What needs to be done: Whatever appears in the records apart from pictures must be reproduced exactly.

Supplied data:
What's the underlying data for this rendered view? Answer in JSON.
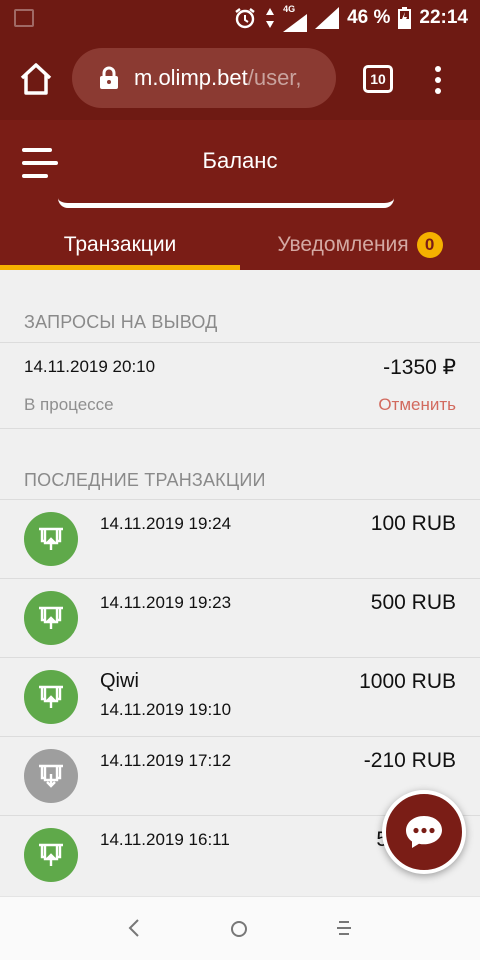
{
  "status_bar": {
    "battery": "46 %",
    "time": "22:14",
    "network": "4G"
  },
  "browser": {
    "url_host": "m.olimp.bet",
    "url_path": "/user,",
    "tab_count": "10"
  },
  "header": {
    "title": "Баланс"
  },
  "tabs": [
    {
      "label": "Транзакции",
      "active": true
    },
    {
      "label": "Уведомления",
      "badge": "0",
      "active": false
    }
  ],
  "withdraw_requests": {
    "title": "ЗАПРОСЫ НА ВЫВОД",
    "items": [
      {
        "date": "14.11.2019 20:10",
        "amount": "-1350 ₽",
        "status": "В процессе",
        "action": "Отменить"
      }
    ]
  },
  "recent": {
    "title": "ПОСЛЕДНИЕ ТРАНЗАКЦИИ",
    "items": [
      {
        "method": "",
        "date": "14.11.2019 19:24",
        "amount": "100 RUB",
        "type": "deposit"
      },
      {
        "method": "",
        "date": "14.11.2019 19:23",
        "amount": "500 RUB",
        "type": "deposit"
      },
      {
        "method": "Qiwi",
        "date": "14.11.2019 19:10",
        "amount": "1000 RUB",
        "type": "deposit"
      },
      {
        "method": "",
        "date": "14.11.2019 17:12",
        "amount": "-210 RUB",
        "type": "withdraw"
      },
      {
        "method": "",
        "date": "14.11.2019 16:11",
        "amount": "5",
        "type": "deposit"
      }
    ]
  },
  "colors": {
    "brand": "#7a1d16",
    "accent": "#f5b100",
    "deposit": "#5fa94a",
    "withdraw": "#9e9e9e",
    "cancel": "#d26a5e"
  }
}
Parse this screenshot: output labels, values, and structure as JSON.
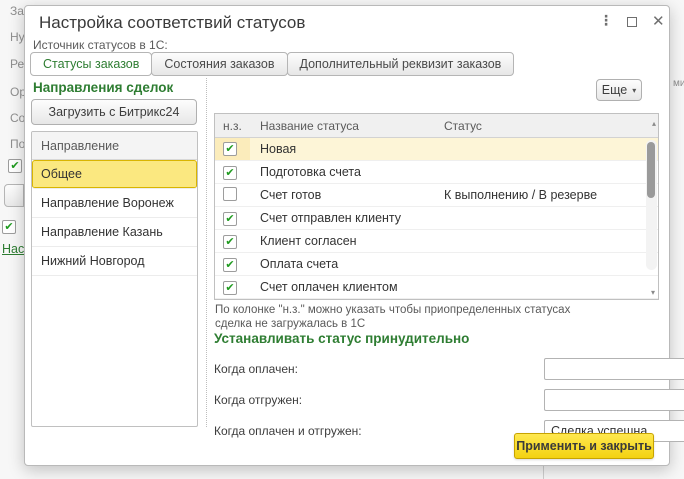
{
  "background": {
    "left_fragments": [
      "За",
      "Ну",
      "Ре",
      "Ор",
      "Со",
      "По"
    ],
    "right_fragment": "ми",
    "link_text": "Нас"
  },
  "icons": {
    "kebab": "⋮",
    "close": "✕",
    "check": "✔",
    "dropdown": "▾",
    "scroll_up": "▴",
    "scroll_down": "▾"
  },
  "colors": {
    "accent_green": "#2e7d32",
    "selection_yellow": "#fbe880",
    "selection_border": "#d9b501",
    "row_highlight": "#fdf5d7",
    "apply_button_yellow": "#f3d211"
  },
  "dialog": {
    "title": "Настройка соответствий статусов",
    "source_label": "Источник статусов в 1С:",
    "tabs": [
      {
        "label": "Статусы заказов",
        "active": true
      },
      {
        "label": "Состояния заказов",
        "active": false
      },
      {
        "label": "Дополнительный реквизит заказов",
        "active": false
      }
    ],
    "left_panel": {
      "header": "Направления сделок",
      "load_button": "Загрузить с Битрикс24",
      "list_header": "Направление",
      "items": [
        "Общее",
        "Направление Воронеж",
        "Направление Казань",
        "Нижний Новгород"
      ],
      "selected_item": "Общее"
    },
    "more_button": "Еще",
    "table": {
      "columns": [
        "н.з.",
        "Название статуса",
        "Статус"
      ],
      "rows": [
        {
          "checked": true,
          "name": "Новая",
          "status": "",
          "highlighted": true
        },
        {
          "checked": true,
          "name": "Подготовка счета",
          "status": "",
          "highlighted": false
        },
        {
          "checked": false,
          "name": "Счет готов",
          "status": "К выполнению / В резерве",
          "highlighted": false
        },
        {
          "checked": true,
          "name": "Счет отправлен клиенту",
          "status": "",
          "highlighted": false
        },
        {
          "checked": true,
          "name": "Клиент согласен",
          "status": "",
          "highlighted": false
        },
        {
          "checked": true,
          "name": "Оплата счета",
          "status": "",
          "highlighted": false
        },
        {
          "checked": true,
          "name": "Счет оплачен клиентом",
          "status": "",
          "highlighted": false
        }
      ]
    },
    "note_line1": "По колонке \"н.з.\" можно указать чтобы приопределенных статусах",
    "note_line2": "сделка не загружалась в 1С",
    "force_header": "Устанавливать статус принудительно",
    "force_fields": [
      {
        "label": "Когда оплачен:",
        "value": ""
      },
      {
        "label": "Когда отгружен:",
        "value": ""
      },
      {
        "label": "Когда оплачен и отгружен:",
        "value": "Сделка успешна"
      }
    ],
    "apply_button": "Применить и закрыть"
  }
}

Answer for this exercise:
What's the underlying data for this rendered view? Answer in JSON.
{
  "status_bar": {
    "battery": "46 %",
    "time": "22:14",
    "network": "4G"
  },
  "browser": {
    "url_host": "m.olimp.bet",
    "url_path": "/user,",
    "tab_count": "10"
  },
  "header": {
    "title": "Баланс"
  },
  "tabs": [
    {
      "label": "Транзакции",
      "active": true
    },
    {
      "label": "Уведомления",
      "badge": "0",
      "active": false
    }
  ],
  "withdraw_requests": {
    "title": "ЗАПРОСЫ НА ВЫВОД",
    "items": [
      {
        "date": "14.11.2019 20:10",
        "amount": "-1350 ₽",
        "status": "В процессе",
        "action": "Отменить"
      }
    ]
  },
  "recent": {
    "title": "ПОСЛЕДНИЕ ТРАНЗАКЦИИ",
    "items": [
      {
        "method": "",
        "date": "14.11.2019 19:24",
        "amount": "100 RUB",
        "type": "deposit"
      },
      {
        "method": "",
        "date": "14.11.2019 19:23",
        "amount": "500 RUB",
        "type": "deposit"
      },
      {
        "method": "Qiwi",
        "date": "14.11.2019 19:10",
        "amount": "1000 RUB",
        "type": "deposit"
      },
      {
        "method": "",
        "date": "14.11.2019 17:12",
        "amount": "-210 RUB",
        "type": "withdraw"
      },
      {
        "method": "",
        "date": "14.11.2019 16:11",
        "amount": "5",
        "type": "deposit"
      }
    ]
  },
  "colors": {
    "brand": "#7a1d16",
    "accent": "#f5b100",
    "deposit": "#5fa94a",
    "withdraw": "#9e9e9e",
    "cancel": "#d26a5e"
  }
}
Parse this screenshot: output labels, values, and structure as JSON.
{
  "background": {
    "left_fragments": [
      "За",
      "Ну",
      "Ре",
      "Ор",
      "Со",
      "По"
    ],
    "right_fragment": "ми",
    "link_text": "Нас"
  },
  "icons": {
    "kebab": "⋮",
    "close": "✕",
    "check": "✔",
    "dropdown": "▾",
    "scroll_up": "▴",
    "scroll_down": "▾"
  },
  "colors": {
    "accent_green": "#2e7d32",
    "selection_yellow": "#fbe880",
    "selection_border": "#d9b501",
    "row_highlight": "#fdf5d7",
    "apply_button_yellow": "#f3d211"
  },
  "dialog": {
    "title": "Настройка соответствий статусов",
    "source_label": "Источник статусов в 1С:",
    "tabs": [
      {
        "label": "Статусы заказов",
        "active": true
      },
      {
        "label": "Состояния заказов",
        "active": false
      },
      {
        "label": "Дополнительный реквизит заказов",
        "active": false
      }
    ],
    "left_panel": {
      "header": "Направления сделок",
      "load_button": "Загрузить с Битрикс24",
      "list_header": "Направление",
      "items": [
        "Общее",
        "Направление Воронеж",
        "Направление Казань",
        "Нижний Новгород"
      ],
      "selected_item": "Общее"
    },
    "more_button": "Еще",
    "table": {
      "columns": [
        "н.з.",
        "Название статуса",
        "Статус"
      ],
      "rows": [
        {
          "checked": true,
          "name": "Новая",
          "status": "",
          "highlighted": true
        },
        {
          "checked": true,
          "name": "Подготовка счета",
          "status": "",
          "highlighted": false
        },
        {
          "checked": false,
          "name": "Счет готов",
          "status": "К выполнению / В резерве",
          "highlighted": false
        },
        {
          "checked": true,
          "name": "Счет отправлен клиенту",
          "status": "",
          "highlighted": false
        },
        {
          "checked": true,
          "name": "Клиент согласен",
          "status": "",
          "highlighted": false
        },
        {
          "checked": true,
          "name": "Оплата счета",
          "status": "",
          "highlighted": false
        },
        {
          "checked": true,
          "name": "Счет оплачен клиентом",
          "status": "",
          "highlighted": false
        }
      ]
    },
    "note_line1": "По колонке \"н.з.\" можно указать чтобы приопределенных статусах",
    "note_line2": "сделка не загружалась в 1С",
    "force_header": "Устанавливать статус принудительно",
    "force_fields": [
      {
        "label": "Когда оплачен:",
        "value": ""
      },
      {
        "label": "Когда отгружен:",
        "value": ""
      },
      {
        "label": "Когда оплачен и отгружен:",
        "value": "Сделка успешна"
      }
    ],
    "apply_button": "Применить и закрыть"
  }
}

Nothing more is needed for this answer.